State’s scores on ‘Nation’s Report Card’ remain far short of goal

Students and parents walk

Students and parents walk toward a Tulsa elementary school entrance. Whitney Bryen/Oklahoma Watch


Oklahoma has a long way to go to reach one of its major educational targets.   

The goal is to be ranked in the top 20 states on the National Assessment of Educational Progress, also called the “Nation’s Report Card.”   

The Sooner State is currently 42nd in fourth- and eighth-grade reading, 39th in fourth-grade math and 40th in eighth-grade math, according the latest NAEP report, which was released Wednesday by the U.S. Department of Education.  

Oklahoma Watch

Oklahoma Watch, at, is a nonprofit media organization that covers public policy issues facing the state.

Oklahoma’s only improved category, compared to 2017, was eighth-grade math, but the uptick was not statistically significant.

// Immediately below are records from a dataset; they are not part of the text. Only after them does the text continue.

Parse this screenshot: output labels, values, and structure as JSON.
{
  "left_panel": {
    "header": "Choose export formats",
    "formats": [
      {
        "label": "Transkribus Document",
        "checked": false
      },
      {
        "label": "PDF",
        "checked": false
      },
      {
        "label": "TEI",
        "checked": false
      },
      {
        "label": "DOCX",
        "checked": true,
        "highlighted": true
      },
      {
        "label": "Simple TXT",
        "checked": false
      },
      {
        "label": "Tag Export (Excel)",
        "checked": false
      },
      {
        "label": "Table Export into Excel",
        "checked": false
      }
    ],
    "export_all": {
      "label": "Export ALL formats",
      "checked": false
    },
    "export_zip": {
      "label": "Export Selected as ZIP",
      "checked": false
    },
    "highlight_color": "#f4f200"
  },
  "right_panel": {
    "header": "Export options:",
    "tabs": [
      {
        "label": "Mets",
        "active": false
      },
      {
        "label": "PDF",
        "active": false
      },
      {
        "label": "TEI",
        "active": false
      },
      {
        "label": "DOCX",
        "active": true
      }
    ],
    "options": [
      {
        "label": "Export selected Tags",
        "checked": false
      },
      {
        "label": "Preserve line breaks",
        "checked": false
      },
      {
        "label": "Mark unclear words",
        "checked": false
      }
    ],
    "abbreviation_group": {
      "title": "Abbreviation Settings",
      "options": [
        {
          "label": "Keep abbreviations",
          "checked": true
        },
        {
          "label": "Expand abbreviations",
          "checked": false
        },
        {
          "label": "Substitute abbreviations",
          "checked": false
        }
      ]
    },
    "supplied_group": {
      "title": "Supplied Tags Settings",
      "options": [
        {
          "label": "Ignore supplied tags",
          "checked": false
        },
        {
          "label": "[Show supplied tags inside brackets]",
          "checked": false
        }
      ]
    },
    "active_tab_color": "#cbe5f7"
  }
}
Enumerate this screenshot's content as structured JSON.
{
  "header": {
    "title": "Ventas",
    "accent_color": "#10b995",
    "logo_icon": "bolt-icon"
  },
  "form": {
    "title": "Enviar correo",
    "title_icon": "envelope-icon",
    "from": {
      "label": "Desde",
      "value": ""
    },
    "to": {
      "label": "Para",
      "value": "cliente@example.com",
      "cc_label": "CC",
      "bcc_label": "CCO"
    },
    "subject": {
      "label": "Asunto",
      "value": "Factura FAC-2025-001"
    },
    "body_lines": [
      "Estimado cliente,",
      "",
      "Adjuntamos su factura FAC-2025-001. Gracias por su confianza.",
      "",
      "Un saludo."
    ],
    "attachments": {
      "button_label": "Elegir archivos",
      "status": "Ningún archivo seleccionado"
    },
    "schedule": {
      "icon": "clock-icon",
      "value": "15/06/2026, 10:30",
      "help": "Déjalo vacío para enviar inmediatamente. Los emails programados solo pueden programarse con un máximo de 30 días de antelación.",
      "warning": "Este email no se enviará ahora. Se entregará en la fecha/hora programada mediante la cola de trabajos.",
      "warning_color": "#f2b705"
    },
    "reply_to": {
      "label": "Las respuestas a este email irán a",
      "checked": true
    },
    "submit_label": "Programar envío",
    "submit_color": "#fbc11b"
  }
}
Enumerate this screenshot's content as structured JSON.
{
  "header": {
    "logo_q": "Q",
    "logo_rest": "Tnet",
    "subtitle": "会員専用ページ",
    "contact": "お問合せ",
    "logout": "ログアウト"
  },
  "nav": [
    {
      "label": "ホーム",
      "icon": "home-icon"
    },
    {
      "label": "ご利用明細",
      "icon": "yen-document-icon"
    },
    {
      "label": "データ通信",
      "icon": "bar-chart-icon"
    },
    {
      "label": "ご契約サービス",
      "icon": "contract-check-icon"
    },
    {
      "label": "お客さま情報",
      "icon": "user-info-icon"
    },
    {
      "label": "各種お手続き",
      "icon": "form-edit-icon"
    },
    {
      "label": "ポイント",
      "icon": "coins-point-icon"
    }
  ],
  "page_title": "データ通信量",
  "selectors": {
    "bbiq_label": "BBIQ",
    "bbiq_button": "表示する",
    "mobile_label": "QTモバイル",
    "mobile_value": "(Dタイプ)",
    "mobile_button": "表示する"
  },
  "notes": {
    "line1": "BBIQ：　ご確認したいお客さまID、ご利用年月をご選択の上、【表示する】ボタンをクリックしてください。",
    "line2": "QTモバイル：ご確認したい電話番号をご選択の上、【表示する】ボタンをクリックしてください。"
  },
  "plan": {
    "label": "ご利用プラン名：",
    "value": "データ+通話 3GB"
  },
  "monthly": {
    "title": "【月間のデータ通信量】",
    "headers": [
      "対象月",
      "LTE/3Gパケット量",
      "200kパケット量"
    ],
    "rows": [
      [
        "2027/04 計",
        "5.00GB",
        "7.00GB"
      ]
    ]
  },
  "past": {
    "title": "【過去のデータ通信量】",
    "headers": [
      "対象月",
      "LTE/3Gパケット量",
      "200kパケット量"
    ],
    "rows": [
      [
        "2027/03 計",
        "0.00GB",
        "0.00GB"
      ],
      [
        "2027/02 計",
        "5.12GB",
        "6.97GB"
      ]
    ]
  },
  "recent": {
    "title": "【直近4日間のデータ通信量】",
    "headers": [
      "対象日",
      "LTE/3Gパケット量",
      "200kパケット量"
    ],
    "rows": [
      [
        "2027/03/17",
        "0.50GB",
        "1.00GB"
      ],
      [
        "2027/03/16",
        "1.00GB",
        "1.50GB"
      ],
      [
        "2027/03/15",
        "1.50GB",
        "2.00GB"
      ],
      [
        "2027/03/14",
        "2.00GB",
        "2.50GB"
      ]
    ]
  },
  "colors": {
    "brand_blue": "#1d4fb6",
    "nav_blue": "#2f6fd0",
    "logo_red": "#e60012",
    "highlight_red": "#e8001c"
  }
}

Eighth-grade reading scores dropped three points this year, while fourth-grade math and reading scores held steady. 

Nationally, reading scores for both fourth and eighth graders declined. The only state with a significant increase in fourth-grade reading scores between 2017 and 2019 was Mississippi, which has a third-grade retention policy and has beefed up its literacy training for teachers based on the science of reading.  

In math, U.S. fourth graders’ scores improved slightly; among eighth graders, scores declined.  The exams– given every other year to a sampling of fourth and eighth grade students nationwide – are considered the best tool to compare student achievement across states. Approximately 8,900 Oklahoma students at 250 schools in 190 districts were tested this year. 

Superintendent of Public Instruction Joy Hofmeister on Wednesday said Oklahoma’s scores are in line with national trends.   

“We are encouraged to see improvement in eighthgrade math scores after strengthening our academic standards,” she said. “Oklahoma students can compete academically with other students in the nation, but we have more ground to gain.”

Recommended for you

This Week's Circulars

Most Popular

Progress Special Publications